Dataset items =
════

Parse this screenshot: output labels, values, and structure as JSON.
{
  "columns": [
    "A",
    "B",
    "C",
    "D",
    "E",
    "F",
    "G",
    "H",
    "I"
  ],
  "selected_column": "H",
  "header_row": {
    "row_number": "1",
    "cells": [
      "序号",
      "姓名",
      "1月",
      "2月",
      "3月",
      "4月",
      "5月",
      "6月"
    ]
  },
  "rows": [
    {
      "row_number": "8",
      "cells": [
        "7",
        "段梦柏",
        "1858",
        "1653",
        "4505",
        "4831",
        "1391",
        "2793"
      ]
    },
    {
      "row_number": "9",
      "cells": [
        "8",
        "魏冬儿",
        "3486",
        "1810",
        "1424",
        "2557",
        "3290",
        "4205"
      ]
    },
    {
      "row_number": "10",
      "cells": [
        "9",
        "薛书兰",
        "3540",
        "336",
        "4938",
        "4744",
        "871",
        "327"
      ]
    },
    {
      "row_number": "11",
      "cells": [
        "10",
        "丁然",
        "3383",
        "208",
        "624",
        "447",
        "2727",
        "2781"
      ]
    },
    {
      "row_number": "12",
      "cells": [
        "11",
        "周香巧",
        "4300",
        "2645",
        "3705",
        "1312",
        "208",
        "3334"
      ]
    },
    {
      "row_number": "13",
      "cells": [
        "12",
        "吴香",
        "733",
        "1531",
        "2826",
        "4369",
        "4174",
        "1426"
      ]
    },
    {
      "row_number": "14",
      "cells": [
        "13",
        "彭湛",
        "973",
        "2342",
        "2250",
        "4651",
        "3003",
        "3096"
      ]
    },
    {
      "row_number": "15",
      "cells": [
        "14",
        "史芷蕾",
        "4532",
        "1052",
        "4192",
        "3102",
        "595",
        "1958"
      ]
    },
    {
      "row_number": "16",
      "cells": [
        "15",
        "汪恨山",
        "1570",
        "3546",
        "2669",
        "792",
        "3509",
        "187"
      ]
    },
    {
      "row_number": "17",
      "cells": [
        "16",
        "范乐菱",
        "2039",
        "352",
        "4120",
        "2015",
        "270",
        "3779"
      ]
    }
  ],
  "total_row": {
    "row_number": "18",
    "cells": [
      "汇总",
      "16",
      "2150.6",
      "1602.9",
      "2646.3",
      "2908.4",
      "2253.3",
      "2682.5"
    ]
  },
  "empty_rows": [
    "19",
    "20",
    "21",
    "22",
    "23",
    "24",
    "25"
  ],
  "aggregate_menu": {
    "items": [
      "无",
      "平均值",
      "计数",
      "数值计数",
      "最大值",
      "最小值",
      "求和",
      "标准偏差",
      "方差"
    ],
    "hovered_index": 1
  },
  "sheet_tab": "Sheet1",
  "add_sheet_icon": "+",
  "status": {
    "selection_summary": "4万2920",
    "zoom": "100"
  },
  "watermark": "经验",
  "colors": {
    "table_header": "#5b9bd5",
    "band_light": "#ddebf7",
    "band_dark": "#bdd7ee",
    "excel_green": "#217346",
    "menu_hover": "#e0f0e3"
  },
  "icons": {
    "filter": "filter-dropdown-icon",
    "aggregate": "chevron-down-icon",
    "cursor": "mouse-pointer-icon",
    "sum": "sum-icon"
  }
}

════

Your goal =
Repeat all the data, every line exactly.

Task solution =
Parse this screenshot: output labels, values, and structure as JSON.
{
  "columns": [
    "A",
    "B",
    "C",
    "D",
    "E",
    "F",
    "G",
    "H",
    "I"
  ],
  "selected_column": "H",
  "header_row": {
    "row_number": "1",
    "cells": [
      "序号",
      "姓名",
      "1月",
      "2月",
      "3月",
      "4月",
      "5月",
      "6月"
    ]
  },
  "rows": [
    {
      "row_number": "8",
      "cells": [
        "7",
        "段梦柏",
        "1858",
        "1653",
        "4505",
        "4831",
        "1391",
        "2793"
      ]
    },
    {
      "row_number": "9",
      "cells": [
        "8",
        "魏冬儿",
        "3486",
        "1810",
        "1424",
        "2557",
        "3290",
        "4205"
      ]
    },
    {
      "row_number": "10",
      "cells": [
        "9",
        "薛书兰",
        "3540",
        "336",
        "4938",
        "4744",
        "871",
        "327"
      ]
    },
    {
      "row_number": "11",
      "cells": [
        "10",
        "丁然",
        "3383",
        "208",
        "624",
        "447",
        "2727",
        "2781"
      ]
    },
    {
      "row_number": "12",
      "cells": [
        "11",
        "周香巧",
        "4300",
        "2645",
        "3705",
        "1312",
        "208",
        "3334"
      ]
    },
    {
      "row_number": "13",
      "cells": [
        "12",
        "吴香",
        "733",
        "1531",
        "2826",
        "4369",
        "4174",
        "1426"
      ]
    },
    {
      "row_number": "14",
      "cells": [
        "13",
        "彭湛",
        "973",
        "2342",
        "2250",
        "4651",
        "3003",
        "3096"
      ]
    },
    {
      "row_number": "15",
      "cells": [
        "14",
        "史芷蕾",
        "4532",
        "1052",
        "4192",
        "3102",
        "595",
        "1958"
      ]
    },
    {
      "row_number": "16",
      "cells": [
        "15",
        "汪恨山",
        "1570",
        "3546",
        "2669",
        "792",
        "3509",
        "187"
      ]
    },
    {
      "row_number": "17",
      "cells": [
        "16",
        "范乐菱",
        "2039",
        "352",
        "4120",
        "2015",
        "270",
        "3779"
      ]
    }
  ],
  "total_row": {
    "row_number": "18",
    "cells": [
      "汇总",
      "16",
      "2150.6",
      "1602.9",
      "2646.3",
      "2908.4",
      "2253.3",
      "2682.5"
    ]
  },
  "empty_rows": [
    "19",
    "20",
    "21",
    "22",
    "23",
    "24",
    "25"
  ],
  "aggregate_menu": {
    "items": [
      "无",
      "平均值",
      "计数",
      "数值计数",
      "最大值",
      "最小值",
      "求和",
      "标准偏差",
      "方差"
    ],
    "hovered_index": 1
  },
  "sheet_tab": "Sheet1",
  "add_sheet_icon": "+",
  "status": {
    "selection_summary": "4万2920",
    "zoom": "100"
  },
  "watermark": "经验",
  "colors": {
    "table_header": "#5b9bd5",
    "band_light": "#ddebf7",
    "band_dark": "#bdd7ee",
    "excel_green": "#217346",
    "menu_hover": "#e0f0e3"
  },
  "icons": {
    "filter": "filter-dropdown-icon",
    "aggregate": "chevron-down-icon",
    "cursor": "mouse-pointer-icon",
    "sum": "sum-icon"
  }
}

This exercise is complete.